Write out every line from the listing below where the string "Garden" is found.
——————————
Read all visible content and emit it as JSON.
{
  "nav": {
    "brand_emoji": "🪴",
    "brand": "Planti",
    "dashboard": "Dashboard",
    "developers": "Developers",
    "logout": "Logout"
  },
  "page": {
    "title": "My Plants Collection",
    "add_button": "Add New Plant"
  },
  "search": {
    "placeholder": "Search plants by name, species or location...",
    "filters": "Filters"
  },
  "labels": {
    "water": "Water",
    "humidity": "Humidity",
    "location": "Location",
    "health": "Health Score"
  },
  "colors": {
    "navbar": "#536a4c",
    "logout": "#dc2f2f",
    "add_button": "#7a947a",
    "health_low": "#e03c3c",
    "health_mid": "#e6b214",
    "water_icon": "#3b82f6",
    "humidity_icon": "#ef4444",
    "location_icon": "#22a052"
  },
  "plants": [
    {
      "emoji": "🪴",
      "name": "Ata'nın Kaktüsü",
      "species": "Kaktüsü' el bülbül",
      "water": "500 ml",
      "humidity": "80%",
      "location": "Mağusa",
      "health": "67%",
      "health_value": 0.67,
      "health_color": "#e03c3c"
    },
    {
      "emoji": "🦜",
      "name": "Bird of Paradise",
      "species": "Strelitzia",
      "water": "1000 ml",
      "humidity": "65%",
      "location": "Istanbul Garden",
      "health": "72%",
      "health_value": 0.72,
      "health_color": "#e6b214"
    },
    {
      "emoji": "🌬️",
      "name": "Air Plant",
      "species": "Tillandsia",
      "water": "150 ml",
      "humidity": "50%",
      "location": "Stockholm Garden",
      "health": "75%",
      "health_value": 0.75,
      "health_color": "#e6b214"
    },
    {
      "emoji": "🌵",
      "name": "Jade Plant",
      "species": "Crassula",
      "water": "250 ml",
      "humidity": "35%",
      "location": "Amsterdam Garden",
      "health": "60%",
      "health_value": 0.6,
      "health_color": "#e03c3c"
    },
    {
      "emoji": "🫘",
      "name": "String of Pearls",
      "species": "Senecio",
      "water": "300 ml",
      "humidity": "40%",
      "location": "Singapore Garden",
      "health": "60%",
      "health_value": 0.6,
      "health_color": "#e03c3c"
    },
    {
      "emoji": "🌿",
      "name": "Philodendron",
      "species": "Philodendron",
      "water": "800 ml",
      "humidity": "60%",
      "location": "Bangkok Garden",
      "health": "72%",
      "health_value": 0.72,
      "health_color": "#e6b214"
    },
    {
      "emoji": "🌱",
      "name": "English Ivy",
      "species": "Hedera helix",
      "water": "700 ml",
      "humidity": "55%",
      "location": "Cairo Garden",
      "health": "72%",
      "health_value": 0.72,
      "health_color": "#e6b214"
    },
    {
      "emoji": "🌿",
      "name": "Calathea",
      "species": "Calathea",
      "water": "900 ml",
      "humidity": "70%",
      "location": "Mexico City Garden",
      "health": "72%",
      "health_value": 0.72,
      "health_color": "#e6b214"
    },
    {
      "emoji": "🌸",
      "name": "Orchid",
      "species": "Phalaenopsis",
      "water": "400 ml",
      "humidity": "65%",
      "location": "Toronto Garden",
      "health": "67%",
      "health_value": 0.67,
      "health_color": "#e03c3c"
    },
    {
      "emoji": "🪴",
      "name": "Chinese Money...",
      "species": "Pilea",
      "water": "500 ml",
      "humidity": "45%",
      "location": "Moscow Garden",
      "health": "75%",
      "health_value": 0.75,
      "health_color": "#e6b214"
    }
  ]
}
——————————
*Result for this exercise*:
      "location": "Istanbul Garden",
      "location": "Stockholm Garden",
      "location": "Amsterdam Garden",
      "location": "Singapore Garden",
      "location": "Bangkok Garden",
      "location": "Cairo Garden",
      "location": "Mexico City Garden",
      "location": "Toronto Garden",
      "location": "Moscow Garden",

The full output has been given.